··· Data section ···

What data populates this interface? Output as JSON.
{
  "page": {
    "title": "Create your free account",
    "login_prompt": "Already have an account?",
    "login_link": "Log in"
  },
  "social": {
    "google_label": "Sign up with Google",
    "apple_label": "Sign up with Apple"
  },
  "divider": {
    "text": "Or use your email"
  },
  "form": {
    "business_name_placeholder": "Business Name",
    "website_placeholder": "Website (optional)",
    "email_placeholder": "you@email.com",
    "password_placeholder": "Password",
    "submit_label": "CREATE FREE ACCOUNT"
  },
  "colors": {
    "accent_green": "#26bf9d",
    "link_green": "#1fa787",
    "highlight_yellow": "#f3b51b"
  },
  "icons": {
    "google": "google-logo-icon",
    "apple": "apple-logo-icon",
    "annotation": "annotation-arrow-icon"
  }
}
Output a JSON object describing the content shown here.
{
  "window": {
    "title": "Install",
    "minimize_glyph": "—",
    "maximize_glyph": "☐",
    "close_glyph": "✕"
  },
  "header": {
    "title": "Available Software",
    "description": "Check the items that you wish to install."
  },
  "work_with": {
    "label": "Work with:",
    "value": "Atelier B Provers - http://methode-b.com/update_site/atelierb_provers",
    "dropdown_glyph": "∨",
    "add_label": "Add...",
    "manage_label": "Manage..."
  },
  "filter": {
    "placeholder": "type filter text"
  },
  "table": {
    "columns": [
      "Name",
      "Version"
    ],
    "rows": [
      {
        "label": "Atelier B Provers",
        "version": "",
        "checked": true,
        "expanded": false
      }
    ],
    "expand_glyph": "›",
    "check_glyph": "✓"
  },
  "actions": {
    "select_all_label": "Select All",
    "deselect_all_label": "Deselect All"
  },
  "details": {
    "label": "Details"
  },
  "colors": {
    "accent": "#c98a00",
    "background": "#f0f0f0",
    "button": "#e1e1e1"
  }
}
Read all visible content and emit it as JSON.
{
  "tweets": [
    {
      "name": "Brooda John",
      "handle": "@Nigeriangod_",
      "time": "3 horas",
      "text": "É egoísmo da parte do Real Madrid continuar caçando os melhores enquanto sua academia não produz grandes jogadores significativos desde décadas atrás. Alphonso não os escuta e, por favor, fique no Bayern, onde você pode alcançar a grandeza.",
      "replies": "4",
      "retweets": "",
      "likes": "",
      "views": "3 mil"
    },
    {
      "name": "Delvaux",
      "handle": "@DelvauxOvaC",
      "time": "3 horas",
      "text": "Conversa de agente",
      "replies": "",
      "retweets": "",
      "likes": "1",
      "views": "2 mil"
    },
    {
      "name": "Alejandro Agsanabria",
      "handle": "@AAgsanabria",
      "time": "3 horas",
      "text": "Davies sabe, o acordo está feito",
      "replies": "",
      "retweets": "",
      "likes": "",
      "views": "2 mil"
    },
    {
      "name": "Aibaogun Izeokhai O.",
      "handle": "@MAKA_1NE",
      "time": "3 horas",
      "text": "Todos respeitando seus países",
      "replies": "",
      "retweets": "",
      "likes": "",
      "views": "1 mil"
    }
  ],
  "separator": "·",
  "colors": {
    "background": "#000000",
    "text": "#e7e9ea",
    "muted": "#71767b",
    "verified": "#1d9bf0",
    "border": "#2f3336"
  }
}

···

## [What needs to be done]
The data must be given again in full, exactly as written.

## [Solution]
What data populates this interface? Output as JSON.
{
  "page": {
    "title": "Create your free account",
    "login_prompt": "Already have an account?",
    "login_link": "Log in"
  },
  "social": {
    "google_label": "Sign up with Google",
    "apple_label": "Sign up with Apple"
  },
  "divider": {
    "text": "Or use your email"
  },
  "form": {
    "business_name_placeholder": "Business Name",
    "website_placeholder": "Website (optional)",
    "email_placeholder": "you@email.com",
    "password_placeholder": "Password",
    "submit_label": "CREATE FREE ACCOUNT"
  },
  "colors": {
    "accent_green": "#26bf9d",
    "link_green": "#1fa787",
    "highlight_yellow": "#f3b51b"
  },
  "icons": {
    "google": "google-logo-icon",
    "apple": "apple-logo-icon",
    "annotation": "annotation-arrow-icon"
  }
}
Output a JSON object describing the content shown here.
{
  "window": {
    "title": "Install",
    "minimize_glyph": "—",
    "maximize_glyph": "☐",
    "close_glyph": "✕"
  },
  "header": {
    "title": "Available Software",
    "description": "Check the items that you wish to install."
  },
  "work_with": {
    "label": "Work with:",
    "value": "Atelier B Provers - http://methode-b.com/update_site/atelierb_provers",
    "dropdown_glyph": "∨",
    "add_label": "Add...",
    "manage_label": "Manage..."
  },
  "filter": {
    "placeholder": "type filter text"
  },
  "table": {
    "columns": [
      "Name",
      "Version"
    ],
    "rows": [
      {
        "label": "Atelier B Provers",
        "version": "",
        "checked": true,
        "expanded": false
      }
    ],
    "expand_glyph": "›",
    "check_glyph": "✓"
  },
  "actions": {
    "select_all_label": "Select All",
    "deselect_all_label": "Deselect All"
  },
  "details": {
    "label": "Details"
  },
  "colors": {
    "accent": "#c98a00",
    "background": "#f0f0f0",
    "button": "#e1e1e1"
  }
}
Read all visible content and emit it as JSON.
{
  "tweets": [
    {
      "name": "Brooda John",
      "handle": "@Nigeriangod_",
      "time": "3 horas",
      "text": "É egoísmo da parte do Real Madrid continuar caçando os melhores enquanto sua academia não produz grandes jogadores significativos desde décadas atrás. Alphonso não os escuta e, por favor, fique no Bayern, onde você pode alcançar a grandeza.",
      "replies": "4",
      "retweets": "",
      "likes": "",
      "views": "3 mil"
    },
    {
      "name": "Delvaux",
      "handle": "@DelvauxOvaC",
      "time": "3 horas",
      "text": "Conversa de agente",
      "replies": "",
      "retweets": "",
      "likes": "1",
      "views": "2 mil"
    },
    {
      "name": "Alejandro Agsanabria",
      "handle": "@AAgsanabria",
      "time": "3 horas",
      "text": "Davies sabe, o acordo está feito",
      "replies": "",
      "retweets": "",
      "likes": "",
      "views": "2 mil"
    },
    {
      "name": "Aibaogun Izeokhai O.",
      "handle": "@MAKA_1NE",
      "time": "3 horas",
      "text": "Todos respeitando seus países",
      "replies": "",
      "retweets": "",
      "likes": "",
      "views": "1 mil"
    }
  ],
  "separator": "·",
  "colors": {
    "background": "#000000",
    "text": "#e7e9ea",
    "muted": "#71767b",
    "verified": "#1d9bf0",
    "border": "#2f3336"
  }
}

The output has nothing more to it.